New polling shows that a vast majority of Michigan voters — including Republican voters — supported the paid sick leave and minimum wage initiatives.

Throughout 2018, Michigan voters made clear that they strongly supported helping the working people of their state with two major reforms: requiring businesses to provide paid sick leave, and increasing the minimum wage. Indeed, hundreds of thousands of voters signed petitions to get those measures on the ballot.

The GOP took that choice away from voters, however, by passing the measures in the Legislature just to kill them later. The outgoing Republican governor, Rick Snyder, recently signed two bills that substantially weaken both laws.

Throughout the lame-duck session, Michigan Republicans have made clear they don't care what Michigan voters want.
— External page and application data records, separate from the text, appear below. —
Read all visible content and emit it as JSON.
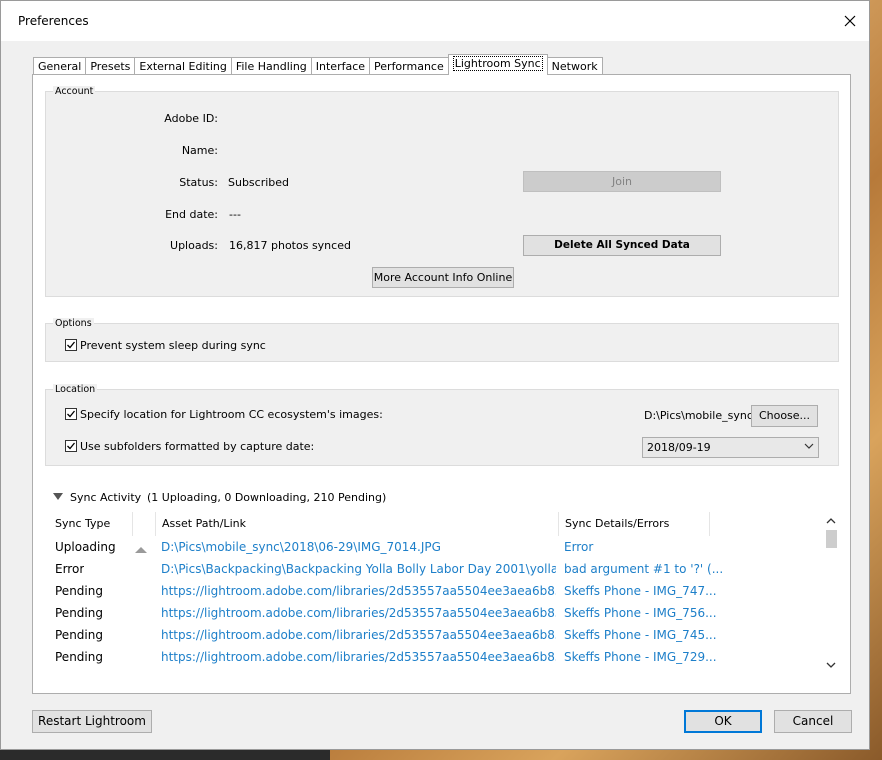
{
  "window": {
    "title": "Preferences"
  },
  "tabs": [
    "General",
    "Presets",
    "External Editing",
    "File Handling",
    "Interface",
    "Performance",
    "Lightroom Sync",
    "Network"
  ],
  "account": {
    "legend": "Account",
    "adobe_id_label": "Adobe ID:",
    "adobe_id_value": "",
    "name_label": "Name:",
    "name_value": "",
    "status_label": "Status:",
    "status_value": "Subscribed",
    "end_date_label": "End date:",
    "end_date_value": "---",
    "uploads_label": "Uploads:",
    "uploads_value": "16,817 photos synced",
    "join_button": "Join",
    "delete_button": "Delete All Synced Data",
    "more_info_button": "More Account Info Online"
  },
  "options": {
    "legend": "Options",
    "prevent_sleep_label": "Prevent system sleep during sync",
    "prevent_sleep_checked": true
  },
  "location": {
    "legend": "Location",
    "specify_label": "Specify location for Lightroom CC ecosystem's images:",
    "specify_checked": true,
    "path": "D:\\Pics\\mobile_sync",
    "choose_button": "Choose...",
    "subfolders_label": "Use subfolders formatted by capture date:",
    "subfolders_checked": true,
    "date_format": "2018/09-19"
  },
  "sync_activity": {
    "title": "Sync Activity",
    "summary": "(1 Uploading, 0 Downloading, 210 Pending)",
    "columns": [
      "Sync Type",
      "Asset Path/Link",
      "Sync Details/Errors"
    ],
    "rows": [
      {
        "type": "Uploading",
        "path": "D:\\Pics\\mobile_sync\\2018\\06-29\\IMG_7014.JPG",
        "details": "Error"
      },
      {
        "type": "Error",
        "path": "D:\\Pics\\Backpacking\\Backpacking Yolla Bolly Labor Day 2001\\yolla_...",
        "details": "bad argument #1 to '?' (..."
      },
      {
        "type": "Pending",
        "path": "https://lightroom.adobe.com/libraries/2d53557aa5504ee3aea6b85...",
        "details": "Skeffs Phone  - IMG_747..."
      },
      {
        "type": "Pending",
        "path": "https://lightroom.adobe.com/libraries/2d53557aa5504ee3aea6b85...",
        "details": "Skeffs Phone  - IMG_756..."
      },
      {
        "type": "Pending",
        "path": "https://lightroom.adobe.com/libraries/2d53557aa5504ee3aea6b85...",
        "details": "Skeffs Phone  - IMG_745..."
      },
      {
        "type": "Pending",
        "path": "https://lightroom.adobe.com/libraries/2d53557aa5504ee3aea6b85...",
        "details": "Skeffs Phone  - IMG_729..."
      }
    ]
  },
  "footer": {
    "restart_button": "Restart Lightroom",
    "ok_button": "OK",
    "cancel_button": "Cancel"
  },
  "colors": {
    "link": "#1d7fc9",
    "window_bg": "#f0f0f0",
    "ok_border": "#0078d7"
  },
  "icons": {
    "close": "close-icon",
    "checkbox": "checkmark-icon",
    "dropdown": "chevron-down-icon",
    "collapse": "triangle-down-icon"
  }
}
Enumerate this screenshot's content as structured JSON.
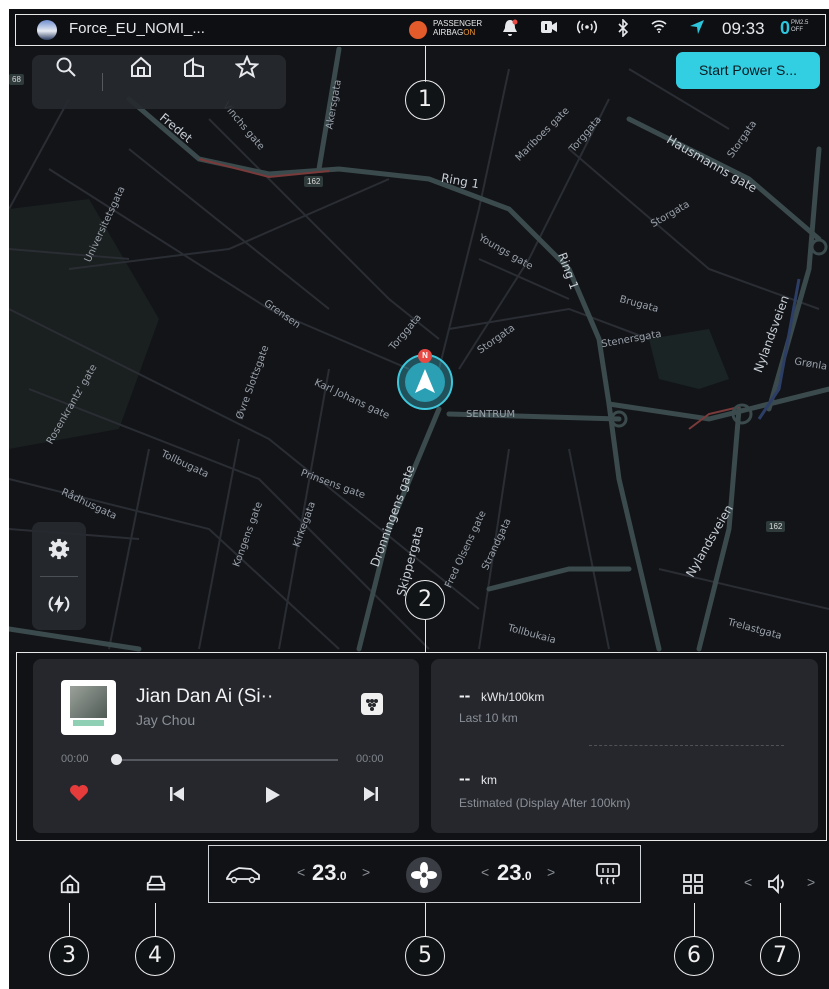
{
  "status_bar": {
    "profile_name": "Force_EU_NOMI_...",
    "airbag_line1": "PASSENGER",
    "airbag_line2": "AIRBAG",
    "airbag_state": "ON",
    "time": "09:33",
    "pm_value": "0",
    "pm_label_line1": "PM2.5",
    "pm_label_line2": "OFF"
  },
  "map": {
    "start_power_button": "Start Power S...",
    "north_label": "N",
    "highway_labels": [
      "162",
      "162",
      "68"
    ],
    "streets": [
      "Akersgata",
      "Ring 1",
      "Mariboes gate",
      "Torggata",
      "Hausmanns gate",
      "Storgata",
      "Universitetsgata",
      "Youngs gate",
      "Ring 1",
      "Brugata",
      "Grensen",
      "Torggata",
      "Storgata",
      "Stenersgata",
      "Nylandsveien",
      "Grønla",
      "Rosenkrantz' gate",
      "Øvre Slottsgate",
      "Karl Johans gate",
      "SENTRUM",
      "Tollbugata",
      "Prinsens gate",
      "Rådhusgata",
      "Kirkegata",
      "Kongens gate",
      "Dronningens gate",
      "Skippergata",
      "Fred Olsens gate",
      "Strandgata",
      "Nylandsveien",
      "Tollbukaia",
      "Trelastgata",
      "Vinchs gate",
      "Fredet",
      "Storgata"
    ]
  },
  "media": {
    "song_title": "Jian Dan Ai (Si··",
    "artist": "Jay Chou",
    "elapsed": "00:00",
    "duration": "00:00",
    "progress_fraction": 0
  },
  "energy": {
    "consumption_value": "--",
    "consumption_unit": "kWh/100km",
    "consumption_label": "Last 10 km",
    "range_value": "--",
    "range_unit": "km",
    "range_label": "Estimated (Display After 100km)"
  },
  "climate": {
    "left_temp": "23",
    "left_temp_decimal": ".0",
    "right_temp": "23",
    "right_temp_decimal": ".0"
  },
  "annotations": [
    "1",
    "2",
    "3",
    "4",
    "5",
    "6",
    "7"
  ]
}
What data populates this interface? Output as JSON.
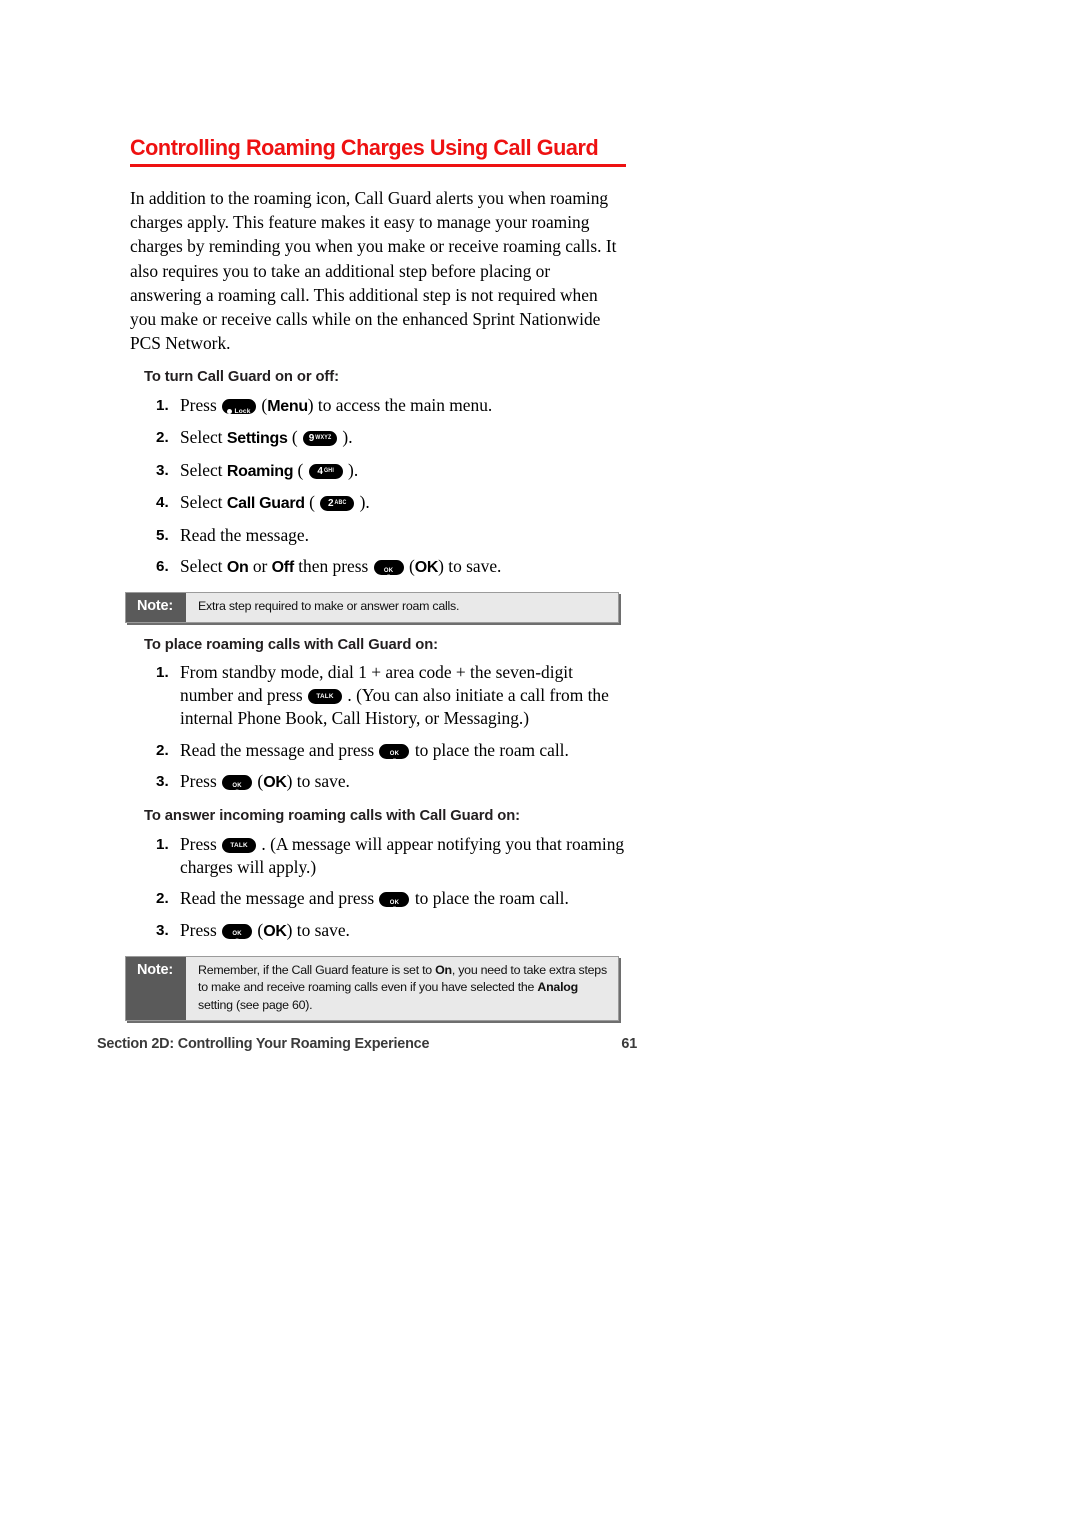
{
  "page": {
    "title": "Controlling Roaming Charges Using Call Guard",
    "title_color": "#ee1111",
    "intro": "In addition to the roaming icon, Call Guard alerts you when roaming charges apply. This feature makes it easy to manage your roaming charges by reminding you when you make or receive roaming calls. It also requires you to take an additional step before placing or answering a roaming call. This additional step is not required when you make or receive calls while on the enhanced Sprint Nationwide PCS Network."
  },
  "sections": [
    {
      "heading": "To turn Call Guard on or off:",
      "steps": [
        {
          "num": "1.",
          "pre": "Press ",
          "key": {
            "type": "dot",
            "label": "Lock"
          },
          "post": " (Menu) to access the main menu.",
          "post_bold": "Menu"
        },
        {
          "num": "2.",
          "pre": "Select ",
          "bold": "Settings",
          "mid": " ( ",
          "key": {
            "type": "num",
            "main": "9",
            "sub": "WXYZ"
          },
          "post": " )."
        },
        {
          "num": "3.",
          "pre": "Select ",
          "bold": "Roaming",
          "mid": " ( ",
          "key": {
            "type": "num",
            "main": "4",
            "sub": "GHI"
          },
          "post": " )."
        },
        {
          "num": "4.",
          "pre": "Select ",
          "bold": "Call Guard",
          "mid": " ( ",
          "key": {
            "type": "num",
            "main": "2",
            "sub": "ABC"
          },
          "post": " )."
        },
        {
          "num": "5.",
          "text": "Read the message."
        },
        {
          "num": "6.",
          "pre": "Select ",
          "bold1": "On",
          "mid1": " or ",
          "bold2": "Off",
          "mid2": " then press ",
          "key": {
            "type": "ok",
            "l1": "OK",
            "l2": "≡"
          },
          "post": " (OK) to save.",
          "post_bold": "OK"
        }
      ]
    },
    {
      "heading": "To place roaming calls with Call Guard on:",
      "steps": [
        {
          "num": "1.",
          "pre": "From standby mode, dial 1 + area code + the seven-digit number and press ",
          "key": {
            "type": "talk",
            "label": "TALK"
          },
          "post": " . (You can also initiate a call from the internal Phone Book, Call History, or Messaging.)"
        },
        {
          "num": "2.",
          "pre": "Read the message and press ",
          "key": {
            "type": "ok",
            "l1": "OK",
            "l2": "≡"
          },
          "post": " to place the roam call."
        },
        {
          "num": "3.",
          "pre": "Press ",
          "key": {
            "type": "ok",
            "l1": "OK",
            "l2": "≡"
          },
          "post": " (OK) to save.",
          "post_bold": "OK"
        }
      ]
    },
    {
      "heading": "To answer incoming roaming calls with Call Guard on:",
      "steps": [
        {
          "num": "1.",
          "pre": "Press ",
          "key": {
            "type": "talk",
            "label": "TALK"
          },
          "post": " . (A message will appear notifying you that roaming charges will apply.)"
        },
        {
          "num": "2.",
          "pre": "Read the message and press ",
          "key": {
            "type": "ok",
            "l1": "OK",
            "l2": "≡"
          },
          "post": " to place the roam call."
        },
        {
          "num": "3.",
          "pre": "Press ",
          "key": {
            "type": "ok",
            "l1": "OK",
            "l2": "≡"
          },
          "post": " (OK) to save.",
          "post_bold": "OK"
        }
      ]
    }
  ],
  "notes": [
    {
      "label": "Note:",
      "body_plain": "Extra step required to make or answer roam calls."
    },
    {
      "label": "Note:",
      "body_part1": "Remember, if the Call Guard feature is set to ",
      "body_bold1": "On",
      "body_part2": ", you need to take extra steps to make and receive roaming calls even if you have selected the ",
      "body_bold2": "Analog",
      "body_part3": " setting (see page 60)."
    }
  ],
  "footer": {
    "section": "Section 2D: Controlling Your Roaming Experience",
    "page_number": "61"
  },
  "colors": {
    "title_red": "#ee1111",
    "note_label_gray": "#5a5a5a",
    "note_body_gray": "#e9e9e9",
    "footer_gray": "#3a3a3a"
  }
}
And now, new polling confirms just how out of touch these Republican lawmakers are with their own constituents.

A huge majority of Michigan voters, including Republicans, support expansive paid sick leave and a meaningful minimum wage increase.

84 percent of Michigan voters — and 80 percent of Republicans — support the sick leave policy passed back in September, which required one hour of paid sick time for every 30 hours worked, with a lower amount for small businesses.

But the GOP scrapped that proposal in favor of a much weaker law that exempts over 160,000 businesses and 1 million employees.

The same decisive support is seen for the minimum wage law. 77 percent of all voters support the original law that would have increased the minimum wage to $12 per hour by 2022. As with paid sick leave, this initiative also enjoyed substantial support from Republicans, 58 percent of whom favored it.

The message couldn't be clearer from GOP lawmakers in Michigan: They don't care what their own constituents want. They only care about pushing the Republican Party's anti-worker agenda.

And they're willing to push that radical, unpopular agenda even when their own supporters — the Republican voters keeping them in office — don't agree.

Published with permission of The American Independent Foundation.